• [Work request]: When the string "JSON" is part of a line in the data below, report the whole line.

[Opening Material provided section]

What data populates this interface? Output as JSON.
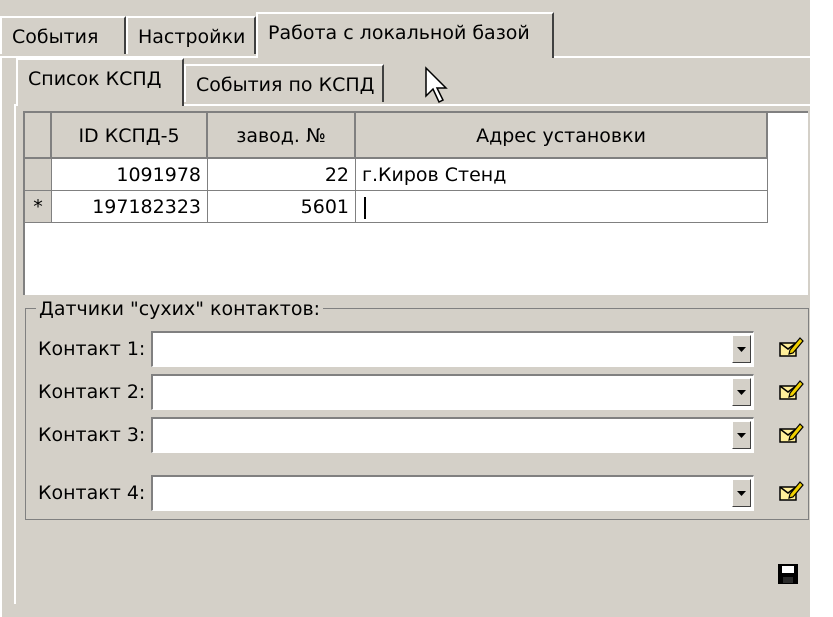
{
  "top_tabs": [
    {
      "label": "События"
    },
    {
      "label": "Настройки"
    },
    {
      "label": "Работа с локальной базой"
    }
  ],
  "inner_tabs": [
    {
      "label": "Список КСПД"
    },
    {
      "label": "События по КСПД"
    }
  ],
  "grid": {
    "columns": [
      "ID КСПД-5",
      "завод. №",
      "Адрес установки"
    ],
    "rows": [
      {
        "indicator": "",
        "id": "1091978",
        "factory_no": "22",
        "address": "г.Киров Стенд"
      },
      {
        "indicator": "*",
        "id": "197182323",
        "factory_no": "5601",
        "address": ""
      }
    ]
  },
  "contacts": {
    "legend": "Датчики \"сухих\" контактов:",
    "items": [
      {
        "label": "Контакт 1:",
        "value": ""
      },
      {
        "label": "Контакт 2:",
        "value": ""
      },
      {
        "label": "Контакт 3:",
        "value": ""
      },
      {
        "label": "Контакт 4:",
        "value": ""
      }
    ]
  },
  "icons": {
    "edit": "edit-icon",
    "save": "save-icon",
    "dropdown": "chevron-down-icon",
    "cursor": "mouse-pointer"
  }
}
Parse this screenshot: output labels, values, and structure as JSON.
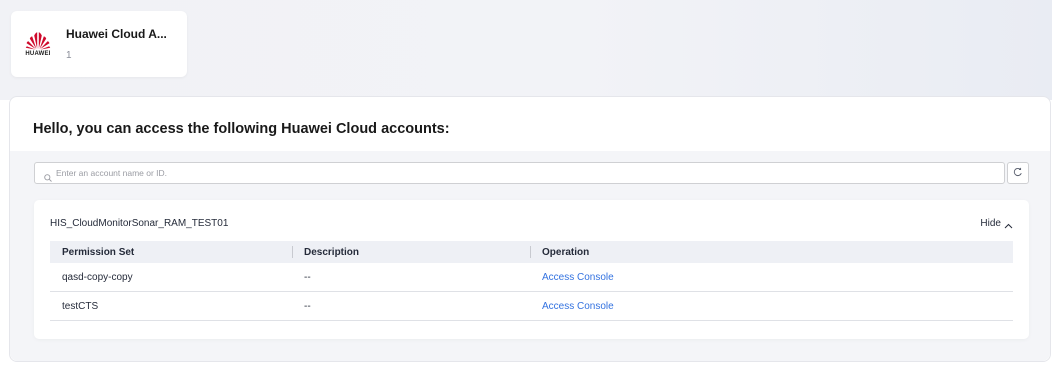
{
  "app_card": {
    "logo_word": "HUAWEI",
    "title": "Huawei Cloud A...",
    "count": "1"
  },
  "heading": "Hello, you can access the following Huawei Cloud accounts:",
  "search": {
    "placeholder": "Enter an account name or ID.",
    "value": ""
  },
  "account": {
    "name": "HIS_CloudMonitorSonar_RAM_TEST01",
    "toggle_label": "Hide"
  },
  "table": {
    "columns": [
      "Permission Set",
      "Description",
      "Operation"
    ],
    "rows": [
      {
        "permission_set": "qasd-copy-copy",
        "description": "--",
        "operation": "Access Console"
      },
      {
        "permission_set": "testCTS",
        "description": "--",
        "operation": "Access Console"
      }
    ]
  },
  "colors": {
    "link": "#3372e0",
    "logo_red": "#cf0a2c"
  },
  "icons": [
    "huawei-logo-icon",
    "search-icon",
    "refresh-icon",
    "chevron-up-icon"
  ]
}
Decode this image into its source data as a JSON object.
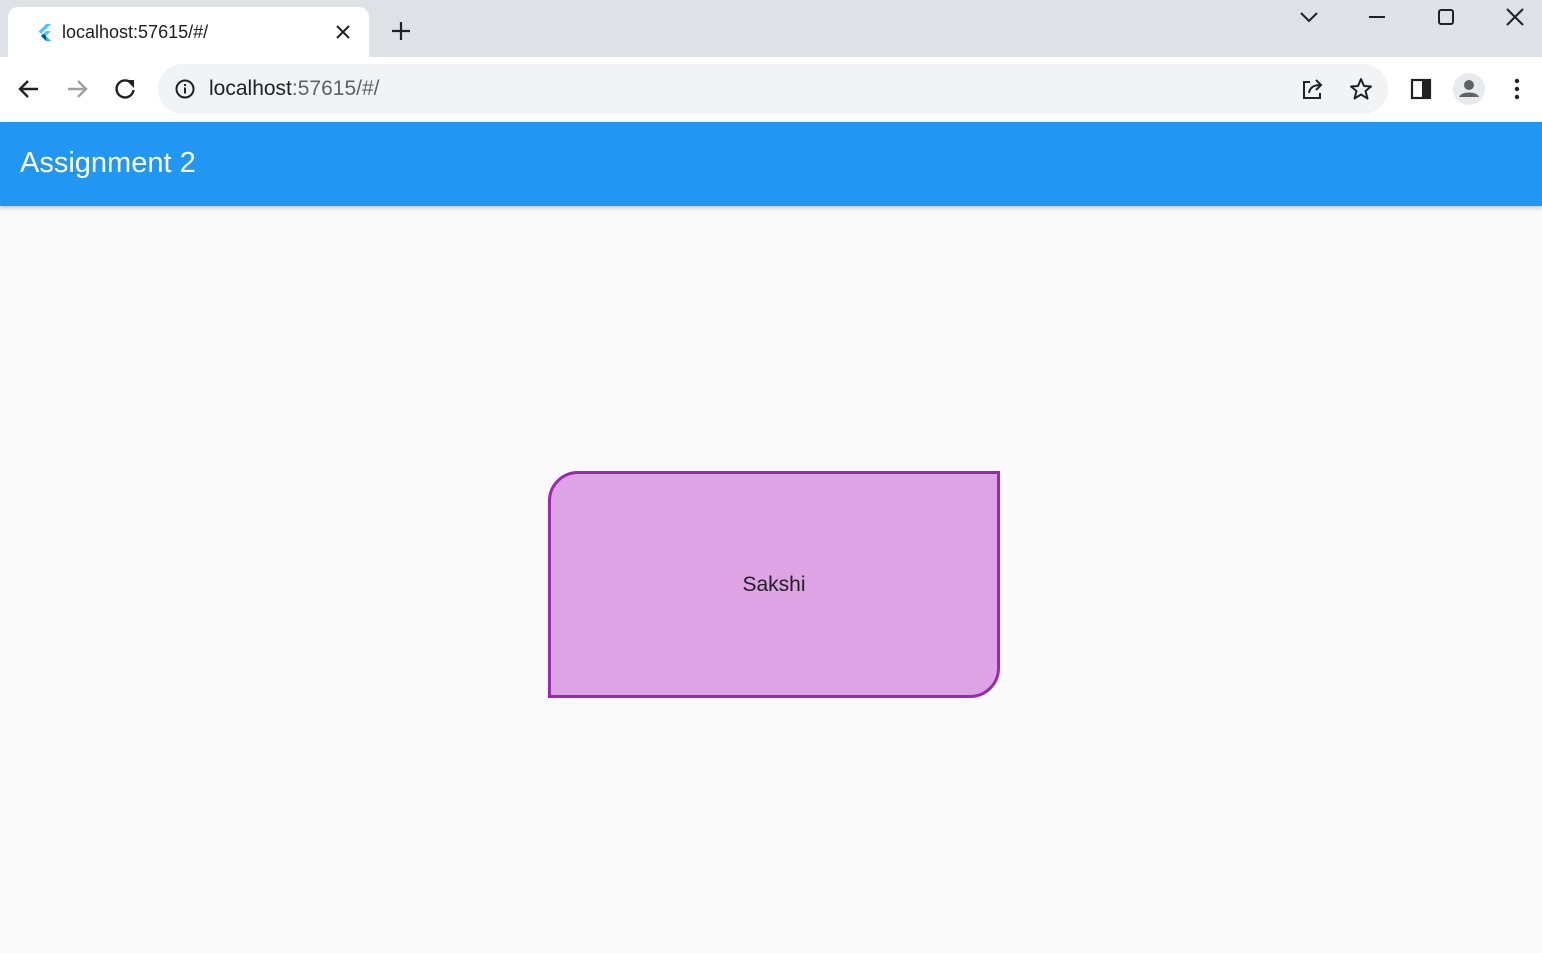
{
  "browser": {
    "tab": {
      "title": "localhost:57615/#/"
    },
    "address_bar": {
      "host": "localhost",
      "path": ":57615/#/"
    }
  },
  "app": {
    "title": "Assignment 2",
    "accent_color": "#2196f3"
  },
  "card": {
    "label": "Sakshi",
    "fill_color": "#dda3e5",
    "border_color": "#9c27b0"
  }
}
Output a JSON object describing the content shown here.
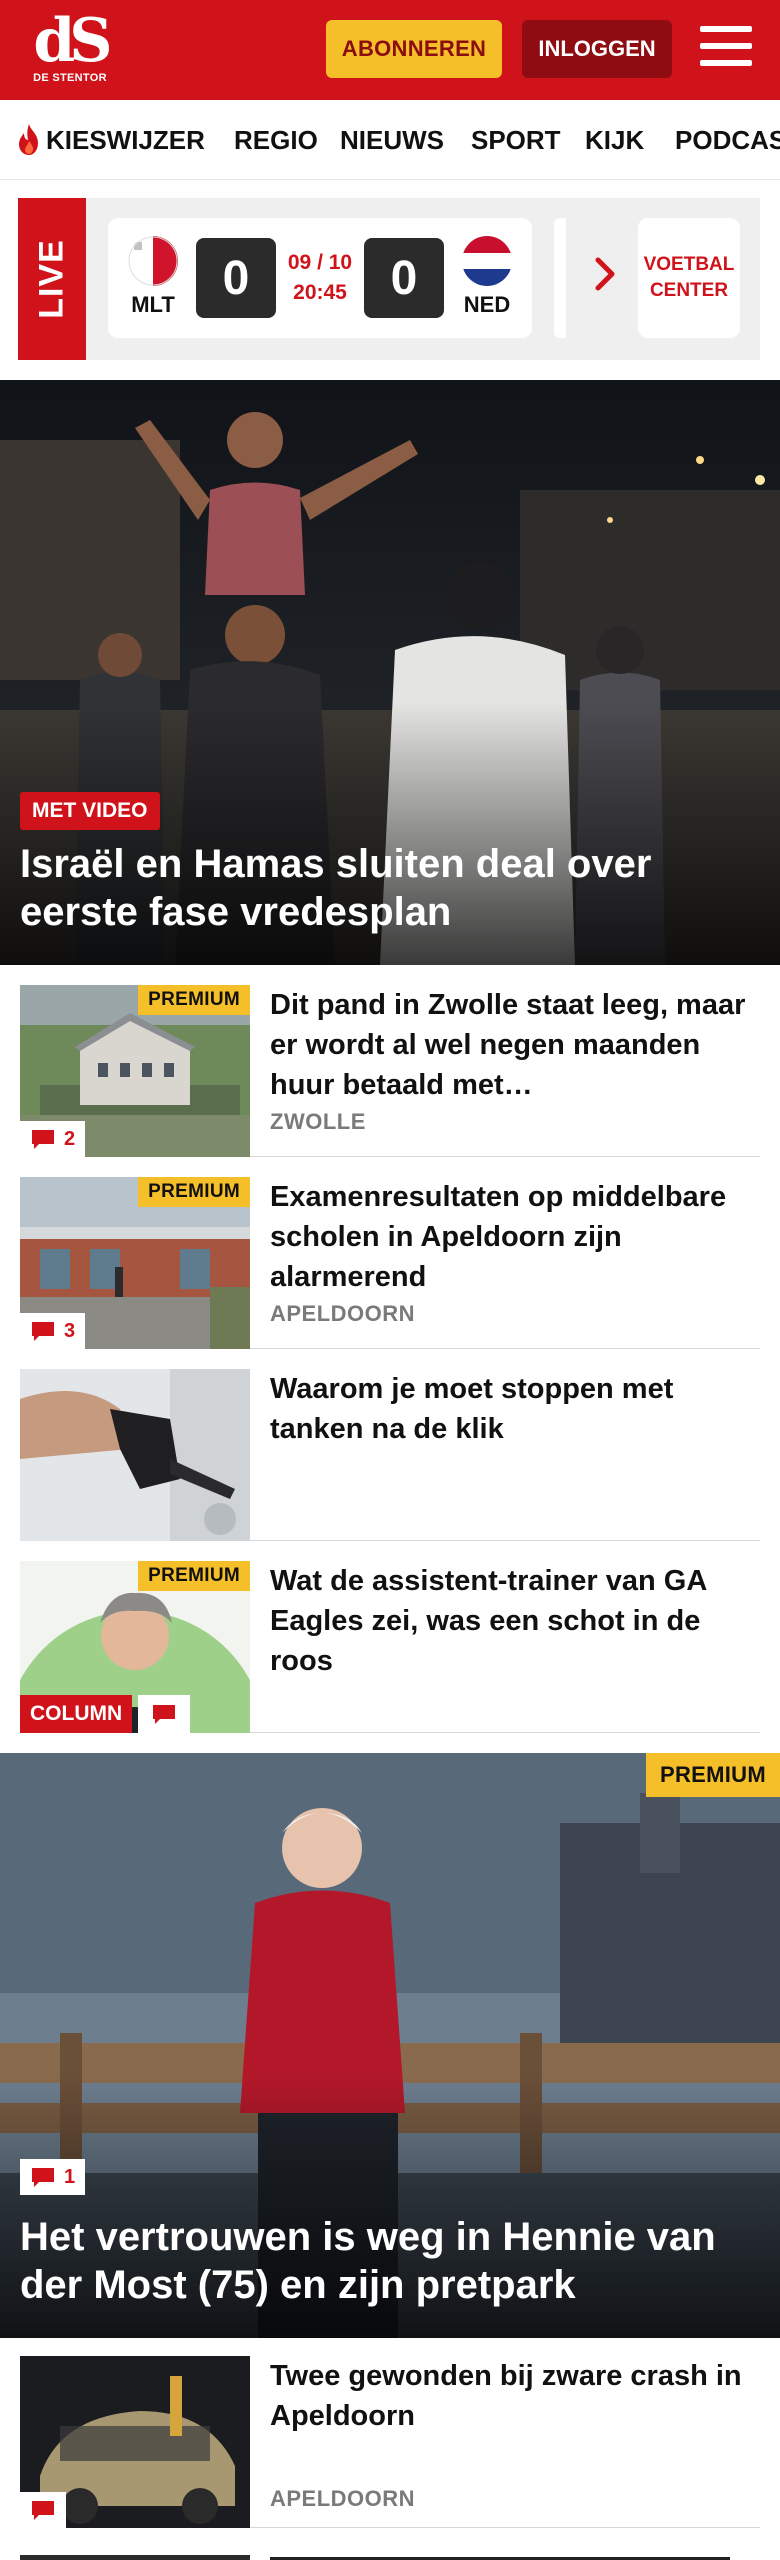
{
  "header": {
    "logo_mark": "dS",
    "logo_text": "DE STENTOR",
    "subscribe_label": "ABONNEREN",
    "login_label": "INLOGGEN",
    "brand_red": "#d0131a",
    "accent_yellow": "#f5bf2a"
  },
  "nav": {
    "items": [
      {
        "label": "KIESWIJZER",
        "icon": "flame-icon"
      },
      {
        "label": "REGIO"
      },
      {
        "label": "NIEUWS"
      },
      {
        "label": "SPORT"
      },
      {
        "label": "KIJK"
      },
      {
        "label": "PODCAS"
      }
    ]
  },
  "live": {
    "label": "LIVE",
    "home_code": "MLT",
    "home_score": "0",
    "away_code": "NED",
    "away_score": "0",
    "date": "09 / 10",
    "time": "20:45",
    "voetbal_center": "VOETBAL CENTER"
  },
  "hero": {
    "badge": "MET VIDEO",
    "title": "Israël en Hamas sluiten deal over eerste fase vredesplan"
  },
  "articles": [
    {
      "premium": "PREMIUM",
      "comments": "2",
      "title": "Dit pand in Zwolle staat leeg, maar er wordt al wel negen maanden huur betaald met…",
      "location": "ZWOLLE"
    },
    {
      "premium": "PREMIUM",
      "comments": "3",
      "title": "Examenresultaten op middelbare scholen in Apeldoorn zijn alarmerend",
      "location": "APELDOORN"
    },
    {
      "title": "Waarom je moet stoppen met tanken na de klik"
    },
    {
      "premium": "PREMIUM",
      "column": "COLUMN",
      "title": "Wat de assistent-trainer van GA Eagles zei, was een schot in de roos"
    }
  ],
  "feature": {
    "premium": "PREMIUM",
    "comments": "1",
    "title": "Het vertrouwen is weg in Hennie van der Most (75) en zijn pretpark"
  },
  "article_after": {
    "title": "Twee gewonden bij zware crash in Apeldoorn",
    "location": "APELDOORN"
  }
}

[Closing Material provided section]

• [Solution to this problem]:
What data populates this interface? Output as JSON.
Parse this screenshot: output labels, values, and structure as JSON.
Decode this image into its source data as a JSON object.
Output a JSON object describing the content shown here.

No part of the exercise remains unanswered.